I’m a big fan of TDD; I’ve loved it since the first moment I scratched the surface. It puts the software development process in a new light, like looking at your code from a whole new perspective. A perspective that is more similar to what you experience while learning a third party API, rather than developing a class bottom-up.
It is as if you are learning your own API (class) while you develop it. And you tweak it to be exactly what you want it to be while it is growing, changing signatures to methods, names, refactoring all along the way.
The end result is often surprisingly simple. What you need, and nothing else.
Anyway, there is an aspect to TDD that is not brought up that often IME. It is the following observation:
If a class is test-covered, you can do brutal optimizations as long as you like, experimenting away, without worrying about breaking the code.

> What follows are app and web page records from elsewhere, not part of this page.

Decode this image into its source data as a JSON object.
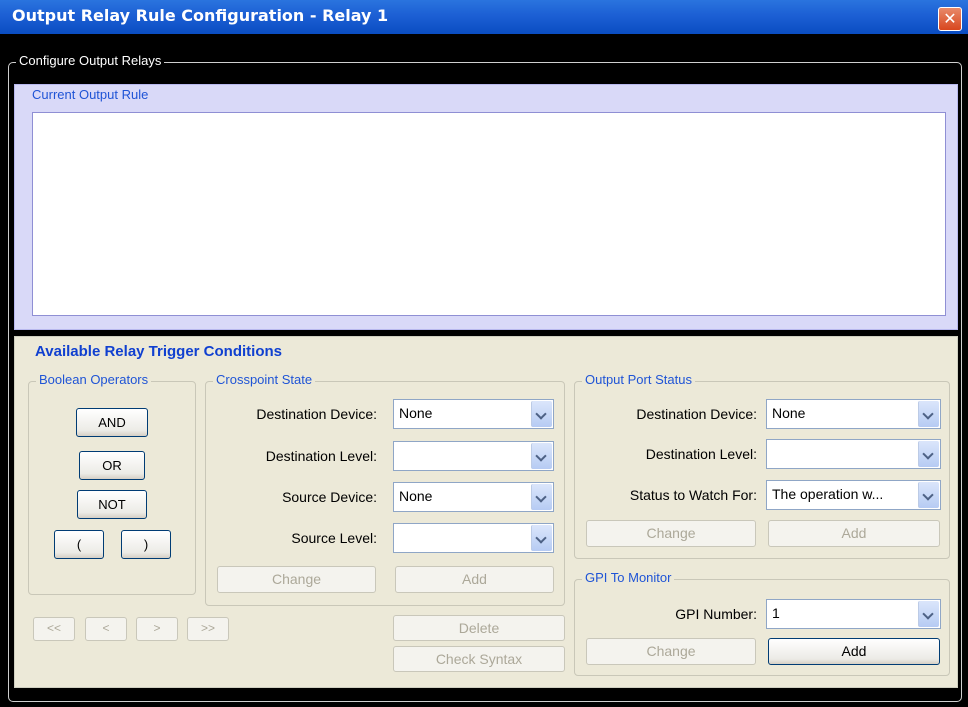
{
  "window": {
    "title": "Output Relay Rule Configuration - Relay 1",
    "close_glyph": "✕"
  },
  "configure_group": {
    "label": "Configure Output Relays"
  },
  "current_rule": {
    "label": "Current Output Rule",
    "text": ""
  },
  "conditions": {
    "heading": "Available Relay Trigger Conditions",
    "boolean_operators": {
      "label": "Boolean Operators",
      "and": "AND",
      "or": "OR",
      "not": "NOT",
      "open_paren": "(",
      "close_paren": ")"
    },
    "crosspoint_state": {
      "label": "Crosspoint State",
      "destination_device_label": "Destination Device:",
      "destination_device_value": "None",
      "destination_level_label": "Destination Level:",
      "destination_level_value": "",
      "source_device_label": "Source Device:",
      "source_device_value": "None",
      "source_level_label": "Source Level:",
      "source_level_value": "",
      "change": "Change",
      "add": "Add"
    },
    "navigation": {
      "first": "<<",
      "prev": "<",
      "next": ">",
      "last": ">>"
    },
    "delete": "Delete",
    "check_syntax": "Check Syntax",
    "output_port_status": {
      "label": "Output Port Status",
      "destination_device_label": "Destination Device:",
      "destination_device_value": "None",
      "destination_level_label": "Destination Level:",
      "destination_level_value": "",
      "status_label": "Status to Watch For:",
      "status_value": "The operation w...",
      "change": "Change",
      "add": "Add"
    },
    "gpi_to_monitor": {
      "label": "GPI To Monitor",
      "gpi_number_label": "GPI Number:",
      "gpi_number_value": "1",
      "change": "Change",
      "add": "Add"
    }
  }
}
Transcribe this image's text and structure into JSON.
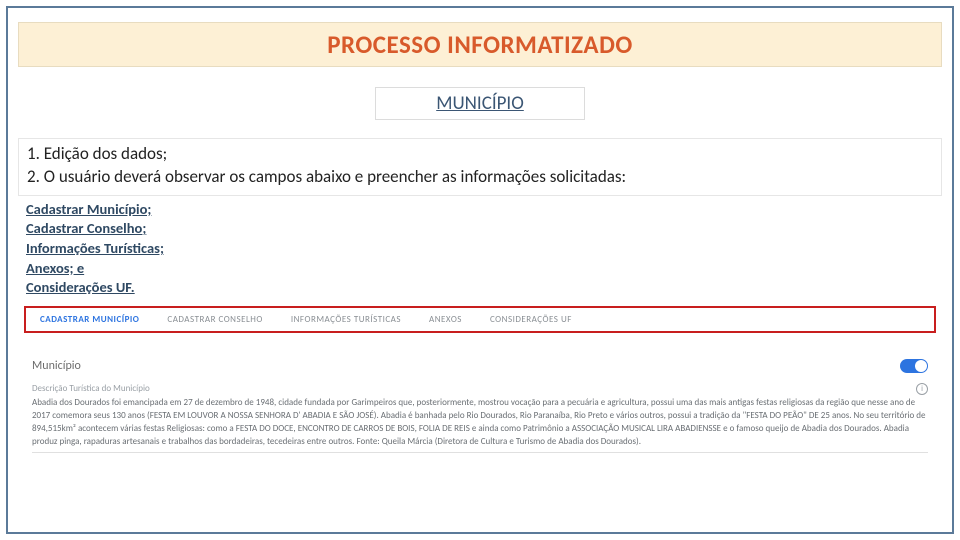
{
  "title": "PROCESSO INFORMATIZADO",
  "subtitle": "MUNICÍPIO",
  "instructions": {
    "line1": "1. Edição dos dados;",
    "line2": "2. O usuário deverá observar os campos abaixo e preencher as informações solicitadas:"
  },
  "sublist": {
    "i1": "Cadastrar Município;",
    "i2": "Cadastrar Conselho;",
    "i3": "Informações Turísticas;",
    "i4": "Anexos; e",
    "i5": "Considerações UF."
  },
  "tabs": {
    "t0": "CADASTRAR MUNICÍPIO",
    "t1": "CADASTRAR CONSELHO",
    "t2": "INFORMAÇÕES TURÍSTICAS",
    "t3": "ANEXOS",
    "t4": "CONSIDERAÇÕES UF"
  },
  "form": {
    "section": "Município",
    "desc_label": "Descrição Turística do Município",
    "desc_text": "Abadia dos Dourados foi emancipada em 27 de dezembro de 1948, cidade fundada por Garimpeiros que, posteriormente, mostrou vocação para a pecuária e agricultura, possui uma das mais antigas festas religiosas da região que nesse ano de 2017 comemora seus 130 anos (FESTA EM LOUVOR A NOSSA SENHORA D' ABADIA E SÃO JOSÉ). Abadia é banhada pelo Rio Dourados, Rio Paranaíba, Rio Preto e vários outros, possui a tradição da \"FESTA DO PEÃO\" DE 25 anos.\nNo seu território de 894,515km²   acontecem várias festas Religiosas:\ncomo a FESTA DO DOCE, ENCONTRO DE CARROS DE BOIS, FOLIA DE REIS e ainda como Patrimônio a ASSOCIAÇÃO MUSICAL LIRA ABADIENSSE e o famoso queijo de Abadia dos Dourados. Abadia produz pinga, rapaduras artesanais e trabalhos das bordadeiras, tecedeiras entre outros. Fonte: Queila Márcia (Diretora de Cultura e Turismo de Abadia dos Dourados)."
  }
}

This is similar to the argument about bug fixing test-covered code – you may refactor away to make the code read better, be more understandable, and feel quite certain you are not breaking anything. The difference is that optimization tend to obfuscate code, not make it more readable!
TDD is the optimizers dream!